## YOUR GOAL
If a line in the entries below holds the string "arid", copy it.

## ENTRIES SHOWN
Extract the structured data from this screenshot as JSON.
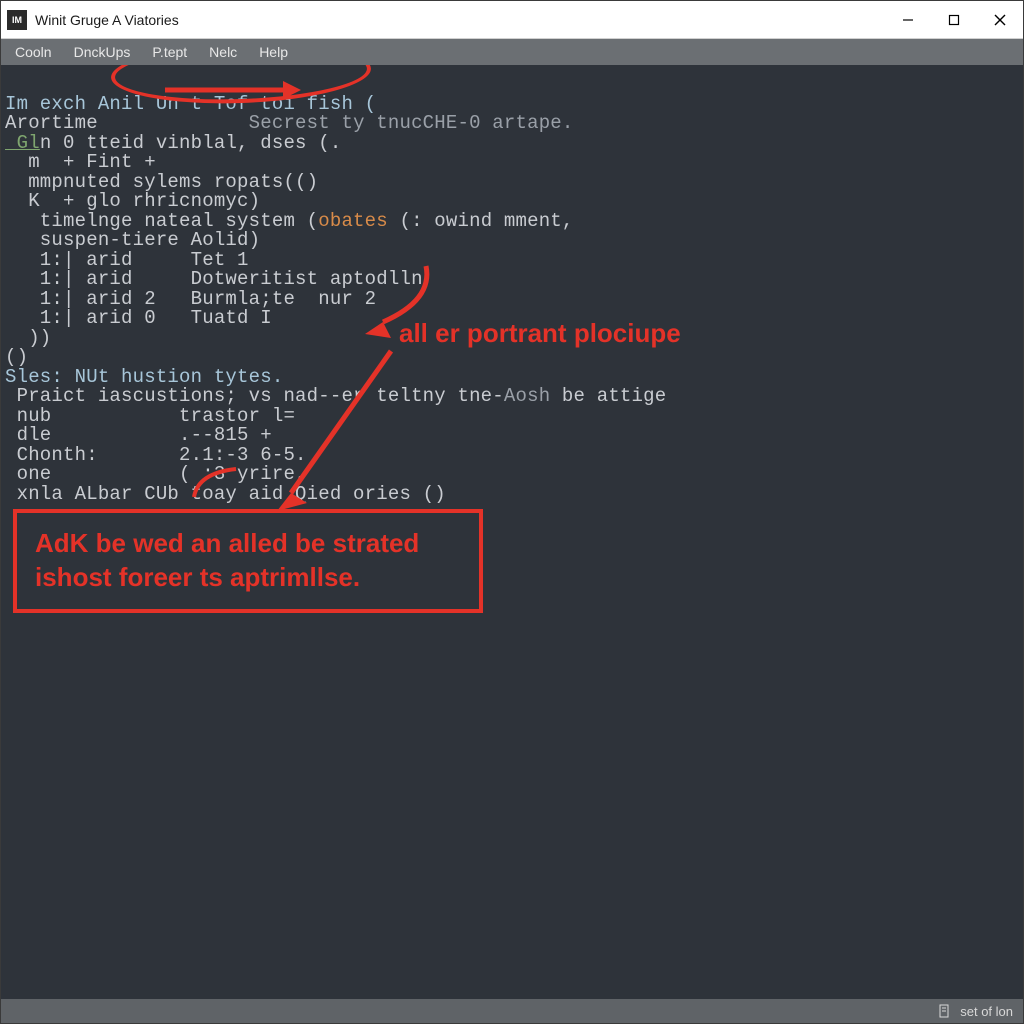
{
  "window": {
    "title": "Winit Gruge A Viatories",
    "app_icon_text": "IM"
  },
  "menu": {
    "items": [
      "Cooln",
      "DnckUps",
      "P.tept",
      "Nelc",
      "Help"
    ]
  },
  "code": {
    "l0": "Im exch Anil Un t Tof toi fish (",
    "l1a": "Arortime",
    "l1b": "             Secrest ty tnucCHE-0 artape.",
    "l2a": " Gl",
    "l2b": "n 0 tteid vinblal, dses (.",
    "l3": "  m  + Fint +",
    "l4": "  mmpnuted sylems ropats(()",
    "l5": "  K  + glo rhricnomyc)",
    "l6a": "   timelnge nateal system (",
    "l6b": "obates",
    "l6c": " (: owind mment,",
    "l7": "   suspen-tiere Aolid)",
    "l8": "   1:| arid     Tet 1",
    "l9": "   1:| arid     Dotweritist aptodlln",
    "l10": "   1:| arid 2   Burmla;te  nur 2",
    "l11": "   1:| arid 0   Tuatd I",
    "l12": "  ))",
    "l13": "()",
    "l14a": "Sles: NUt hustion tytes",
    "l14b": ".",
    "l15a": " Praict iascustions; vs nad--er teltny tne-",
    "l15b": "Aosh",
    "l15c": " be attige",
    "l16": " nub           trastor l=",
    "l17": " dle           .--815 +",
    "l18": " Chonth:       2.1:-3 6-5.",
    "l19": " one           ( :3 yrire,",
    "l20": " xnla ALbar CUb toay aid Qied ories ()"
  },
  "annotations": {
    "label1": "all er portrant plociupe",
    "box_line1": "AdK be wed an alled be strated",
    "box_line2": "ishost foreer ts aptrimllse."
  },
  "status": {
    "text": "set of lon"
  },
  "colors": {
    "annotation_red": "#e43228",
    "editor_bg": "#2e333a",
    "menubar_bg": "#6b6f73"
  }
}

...

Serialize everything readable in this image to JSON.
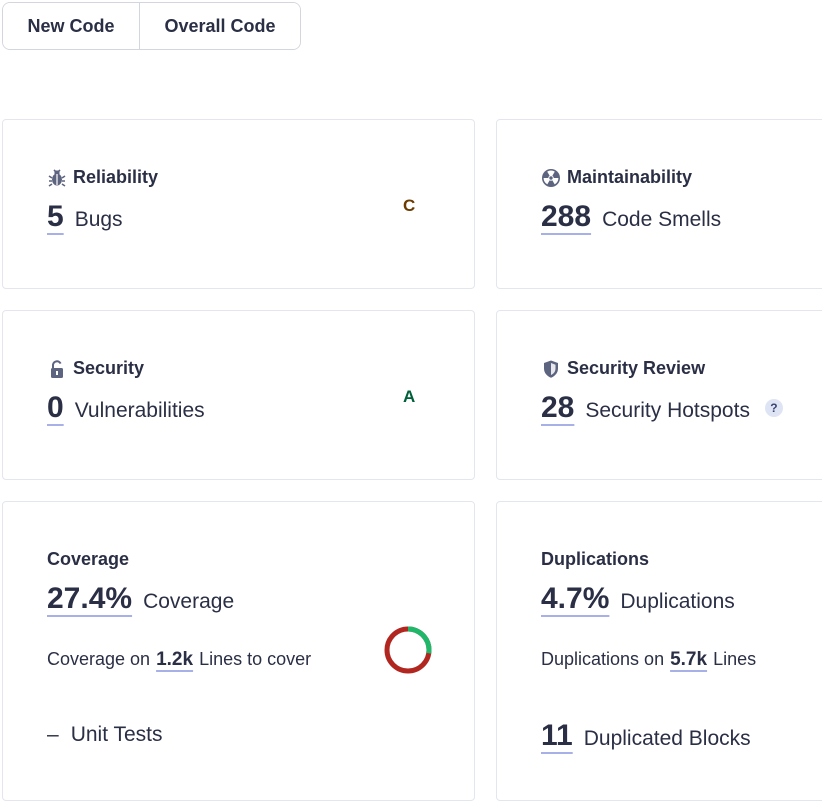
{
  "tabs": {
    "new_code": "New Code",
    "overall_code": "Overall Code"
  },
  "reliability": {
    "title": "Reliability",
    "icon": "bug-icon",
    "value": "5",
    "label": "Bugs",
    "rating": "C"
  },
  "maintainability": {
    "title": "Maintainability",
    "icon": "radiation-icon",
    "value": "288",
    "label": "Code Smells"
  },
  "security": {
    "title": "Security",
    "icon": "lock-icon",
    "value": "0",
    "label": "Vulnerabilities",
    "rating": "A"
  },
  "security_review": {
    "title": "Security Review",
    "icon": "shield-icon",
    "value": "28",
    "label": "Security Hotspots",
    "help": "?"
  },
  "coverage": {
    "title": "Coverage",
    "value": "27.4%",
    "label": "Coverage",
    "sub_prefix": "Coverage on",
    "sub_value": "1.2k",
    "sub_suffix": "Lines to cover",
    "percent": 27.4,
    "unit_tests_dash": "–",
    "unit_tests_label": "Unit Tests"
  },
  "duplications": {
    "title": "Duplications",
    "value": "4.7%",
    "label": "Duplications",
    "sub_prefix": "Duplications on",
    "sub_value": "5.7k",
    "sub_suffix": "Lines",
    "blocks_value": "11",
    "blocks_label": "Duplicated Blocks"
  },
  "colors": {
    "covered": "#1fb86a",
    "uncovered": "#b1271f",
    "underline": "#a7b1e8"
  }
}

## YOUR RESPONSE
    "l8": "   1:| arid     Tet 1",
    "l9": "   1:| arid     Dotweritist aptodlln",
    "l10": "   1:| arid 2   Burmla;te  nur 2",
    "l11": "   1:| arid 0   Tuatd I",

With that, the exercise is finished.